Task to carry out
Scan the records for the word "affinity". Report each line where it occurs.

━━━ Records for this task

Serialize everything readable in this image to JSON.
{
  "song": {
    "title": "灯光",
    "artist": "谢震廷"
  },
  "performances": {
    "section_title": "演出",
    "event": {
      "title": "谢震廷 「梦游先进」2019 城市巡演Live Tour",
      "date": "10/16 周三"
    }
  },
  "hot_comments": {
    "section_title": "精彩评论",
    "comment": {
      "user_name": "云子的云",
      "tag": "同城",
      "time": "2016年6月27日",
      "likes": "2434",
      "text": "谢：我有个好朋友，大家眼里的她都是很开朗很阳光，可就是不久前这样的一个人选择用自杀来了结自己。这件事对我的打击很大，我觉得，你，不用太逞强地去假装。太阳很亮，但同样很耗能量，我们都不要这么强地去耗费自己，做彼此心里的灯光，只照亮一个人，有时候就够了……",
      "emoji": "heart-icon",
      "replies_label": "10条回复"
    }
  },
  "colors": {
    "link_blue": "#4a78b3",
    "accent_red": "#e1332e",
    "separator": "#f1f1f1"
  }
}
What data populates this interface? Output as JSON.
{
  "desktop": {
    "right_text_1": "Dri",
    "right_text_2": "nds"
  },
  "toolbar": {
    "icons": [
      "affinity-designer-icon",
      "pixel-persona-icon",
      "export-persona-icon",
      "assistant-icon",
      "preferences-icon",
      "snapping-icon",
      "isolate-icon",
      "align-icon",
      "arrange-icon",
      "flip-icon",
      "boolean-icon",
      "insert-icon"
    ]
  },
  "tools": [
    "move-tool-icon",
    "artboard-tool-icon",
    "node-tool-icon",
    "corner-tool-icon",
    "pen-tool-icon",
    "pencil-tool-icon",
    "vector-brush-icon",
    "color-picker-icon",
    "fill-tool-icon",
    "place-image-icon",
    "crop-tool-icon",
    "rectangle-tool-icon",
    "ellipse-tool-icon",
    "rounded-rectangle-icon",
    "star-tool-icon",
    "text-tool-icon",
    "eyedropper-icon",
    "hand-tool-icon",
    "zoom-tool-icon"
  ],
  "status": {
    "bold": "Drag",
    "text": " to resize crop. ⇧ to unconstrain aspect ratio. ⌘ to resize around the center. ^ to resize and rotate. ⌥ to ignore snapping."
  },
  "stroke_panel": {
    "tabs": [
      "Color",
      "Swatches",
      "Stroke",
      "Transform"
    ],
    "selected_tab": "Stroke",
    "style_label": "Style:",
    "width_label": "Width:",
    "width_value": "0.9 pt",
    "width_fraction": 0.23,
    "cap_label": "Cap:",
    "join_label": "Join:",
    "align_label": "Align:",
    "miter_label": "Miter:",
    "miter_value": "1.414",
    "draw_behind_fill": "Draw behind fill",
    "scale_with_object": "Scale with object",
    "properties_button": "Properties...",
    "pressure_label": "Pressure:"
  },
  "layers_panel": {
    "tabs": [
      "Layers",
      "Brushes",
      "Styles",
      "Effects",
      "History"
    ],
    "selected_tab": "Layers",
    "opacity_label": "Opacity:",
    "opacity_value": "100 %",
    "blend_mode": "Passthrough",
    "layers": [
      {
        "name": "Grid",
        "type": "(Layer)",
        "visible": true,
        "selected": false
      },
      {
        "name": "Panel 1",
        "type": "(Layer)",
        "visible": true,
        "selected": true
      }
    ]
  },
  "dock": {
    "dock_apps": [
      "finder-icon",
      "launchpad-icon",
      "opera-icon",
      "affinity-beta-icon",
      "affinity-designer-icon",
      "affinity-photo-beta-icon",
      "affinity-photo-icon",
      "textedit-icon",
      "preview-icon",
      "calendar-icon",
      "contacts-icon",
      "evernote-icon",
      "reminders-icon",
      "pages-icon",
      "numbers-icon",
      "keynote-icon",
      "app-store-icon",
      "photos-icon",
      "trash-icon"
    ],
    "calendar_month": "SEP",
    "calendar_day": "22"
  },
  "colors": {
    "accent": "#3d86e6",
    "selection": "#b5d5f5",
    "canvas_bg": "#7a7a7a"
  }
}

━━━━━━

Expected answer
      "affinity-designer-icon",
      "affinity-beta-icon",
      "affinity-designer-icon",
      "affinity-photo-beta-icon",
      "affinity-photo-icon",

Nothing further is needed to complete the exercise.